  • the consumer gave written notice, but the supplier has not received it
  • products or services supplied have been wholly or partly consumed or used.

A consumer can use the cancellation notice template near the end of the Australian Competition and Consumer Commission’s guide to door-to-door sales (PDF, 3.65MB).

A consumer who cancels an unsolicited agreement also has responsibilities - these are set out on our Rejecting and returning products page.

Related contracts

If a consumer cancels a telemarketing agreement, then any related contract or instrument is also effectively cancelled.

For products bought on credit or finance, it is the supplier's responsibility to contact the credit provider and arrange for cancellation. For more information, visit the Australian Securities and Investments Commission (ASIC) website.

Supplier obligations on cooling off

When a consumer cools off, the supplier must promptly return or refund any money paid under the agreement or related contract.

A supplier cannot:

  • take action against the consumer to recover any payments allegedly owed under the agreement
  • place, or threaten to place, the consumer's name on a list of defaulters or debtors.

What happens to the products or services after a consumer cools off?

The consumer must (within a reasonable time) return any products that have not been consumed or tell the supplier where to collect them. If the supplier does not collect the products within 30 days once notice has been given, the consumer can keep them.

When the agreement is terminated after the cooling-off period:

  • if a service has already been provided, the consumer may have to pay for the service as it cannot be 'undone' once it has been provided
  • if the consumer has not taken reasonable care of any products provided to them during that period, the supplier can seek compensation for depreciated value, or for any damage to the products.

The consumer does not have to pay compensation for normal use of the products, or circumstances beyond the consumer's control.

Do Not Call Register

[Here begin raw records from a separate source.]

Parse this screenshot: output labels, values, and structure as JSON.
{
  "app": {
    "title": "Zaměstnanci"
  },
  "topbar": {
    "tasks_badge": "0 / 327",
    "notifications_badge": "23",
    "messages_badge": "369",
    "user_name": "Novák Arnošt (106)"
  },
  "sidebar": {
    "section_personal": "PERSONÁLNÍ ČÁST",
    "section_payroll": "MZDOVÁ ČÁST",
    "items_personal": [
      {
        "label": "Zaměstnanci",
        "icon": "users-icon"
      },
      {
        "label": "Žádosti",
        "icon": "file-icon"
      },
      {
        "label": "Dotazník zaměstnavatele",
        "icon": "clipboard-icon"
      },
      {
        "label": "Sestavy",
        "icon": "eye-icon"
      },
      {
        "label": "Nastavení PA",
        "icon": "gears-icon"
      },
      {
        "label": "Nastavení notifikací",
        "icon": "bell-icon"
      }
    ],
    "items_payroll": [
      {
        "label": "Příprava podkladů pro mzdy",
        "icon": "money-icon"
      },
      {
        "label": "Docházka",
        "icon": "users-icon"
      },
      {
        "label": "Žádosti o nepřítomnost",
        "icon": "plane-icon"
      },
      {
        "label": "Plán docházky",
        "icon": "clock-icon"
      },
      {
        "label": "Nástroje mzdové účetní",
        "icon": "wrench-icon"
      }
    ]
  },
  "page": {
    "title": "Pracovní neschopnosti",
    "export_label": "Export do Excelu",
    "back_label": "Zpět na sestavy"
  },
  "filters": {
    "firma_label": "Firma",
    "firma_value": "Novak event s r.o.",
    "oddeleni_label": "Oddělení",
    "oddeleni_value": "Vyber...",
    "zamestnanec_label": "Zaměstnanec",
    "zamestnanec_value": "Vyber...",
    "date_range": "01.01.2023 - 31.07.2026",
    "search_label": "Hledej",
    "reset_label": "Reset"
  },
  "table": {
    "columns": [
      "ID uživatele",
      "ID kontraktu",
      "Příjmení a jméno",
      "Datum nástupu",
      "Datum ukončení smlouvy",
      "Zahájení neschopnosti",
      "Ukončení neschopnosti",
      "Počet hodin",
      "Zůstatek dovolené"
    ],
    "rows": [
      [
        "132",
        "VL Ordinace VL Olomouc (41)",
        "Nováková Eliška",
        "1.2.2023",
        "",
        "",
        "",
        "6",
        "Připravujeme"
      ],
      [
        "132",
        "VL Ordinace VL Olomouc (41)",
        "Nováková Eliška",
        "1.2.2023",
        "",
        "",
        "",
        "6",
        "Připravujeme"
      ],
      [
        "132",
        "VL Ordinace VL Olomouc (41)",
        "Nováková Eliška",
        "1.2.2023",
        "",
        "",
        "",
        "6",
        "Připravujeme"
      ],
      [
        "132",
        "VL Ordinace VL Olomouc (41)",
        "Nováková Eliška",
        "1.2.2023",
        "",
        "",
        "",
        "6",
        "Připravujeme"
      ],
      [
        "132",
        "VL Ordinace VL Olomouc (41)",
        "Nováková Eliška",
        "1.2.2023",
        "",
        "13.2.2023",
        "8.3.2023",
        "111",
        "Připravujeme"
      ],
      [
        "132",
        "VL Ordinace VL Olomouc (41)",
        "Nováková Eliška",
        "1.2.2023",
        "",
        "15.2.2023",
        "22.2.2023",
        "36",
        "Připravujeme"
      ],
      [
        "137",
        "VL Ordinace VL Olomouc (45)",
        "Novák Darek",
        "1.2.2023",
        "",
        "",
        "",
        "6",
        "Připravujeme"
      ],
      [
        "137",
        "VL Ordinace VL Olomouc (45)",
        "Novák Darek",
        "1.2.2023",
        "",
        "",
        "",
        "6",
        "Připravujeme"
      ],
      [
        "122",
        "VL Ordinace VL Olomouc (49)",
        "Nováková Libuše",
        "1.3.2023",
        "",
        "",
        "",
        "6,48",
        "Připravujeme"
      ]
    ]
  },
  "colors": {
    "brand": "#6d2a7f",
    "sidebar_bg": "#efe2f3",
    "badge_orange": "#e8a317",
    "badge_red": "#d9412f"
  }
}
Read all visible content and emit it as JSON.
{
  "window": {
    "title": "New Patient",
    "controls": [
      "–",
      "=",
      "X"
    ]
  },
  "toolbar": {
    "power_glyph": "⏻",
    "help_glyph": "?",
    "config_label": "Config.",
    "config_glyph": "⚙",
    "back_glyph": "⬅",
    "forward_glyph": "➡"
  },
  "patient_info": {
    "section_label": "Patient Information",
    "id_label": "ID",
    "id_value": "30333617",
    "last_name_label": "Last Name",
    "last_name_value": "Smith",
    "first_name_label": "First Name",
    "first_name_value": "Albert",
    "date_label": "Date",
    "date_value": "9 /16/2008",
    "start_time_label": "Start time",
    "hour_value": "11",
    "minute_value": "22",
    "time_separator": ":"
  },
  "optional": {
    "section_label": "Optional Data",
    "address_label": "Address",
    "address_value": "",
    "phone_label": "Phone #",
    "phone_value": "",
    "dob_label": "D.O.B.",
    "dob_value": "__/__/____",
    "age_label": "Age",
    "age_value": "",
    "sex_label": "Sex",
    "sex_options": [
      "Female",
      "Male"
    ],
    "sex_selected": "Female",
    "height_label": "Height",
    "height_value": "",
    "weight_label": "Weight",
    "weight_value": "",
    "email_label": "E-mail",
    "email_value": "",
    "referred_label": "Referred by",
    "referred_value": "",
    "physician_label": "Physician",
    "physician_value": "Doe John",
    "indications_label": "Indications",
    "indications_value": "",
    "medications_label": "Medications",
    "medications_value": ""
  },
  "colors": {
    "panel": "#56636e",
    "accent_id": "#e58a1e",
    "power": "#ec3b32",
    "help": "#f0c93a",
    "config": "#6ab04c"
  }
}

To avoid telemarketers, you can register your phone number with the Federal Government’s Do Not Call Register. You can also lodge a complaint about telemarketing calls.

For more information, visit the Do Not Call Register website.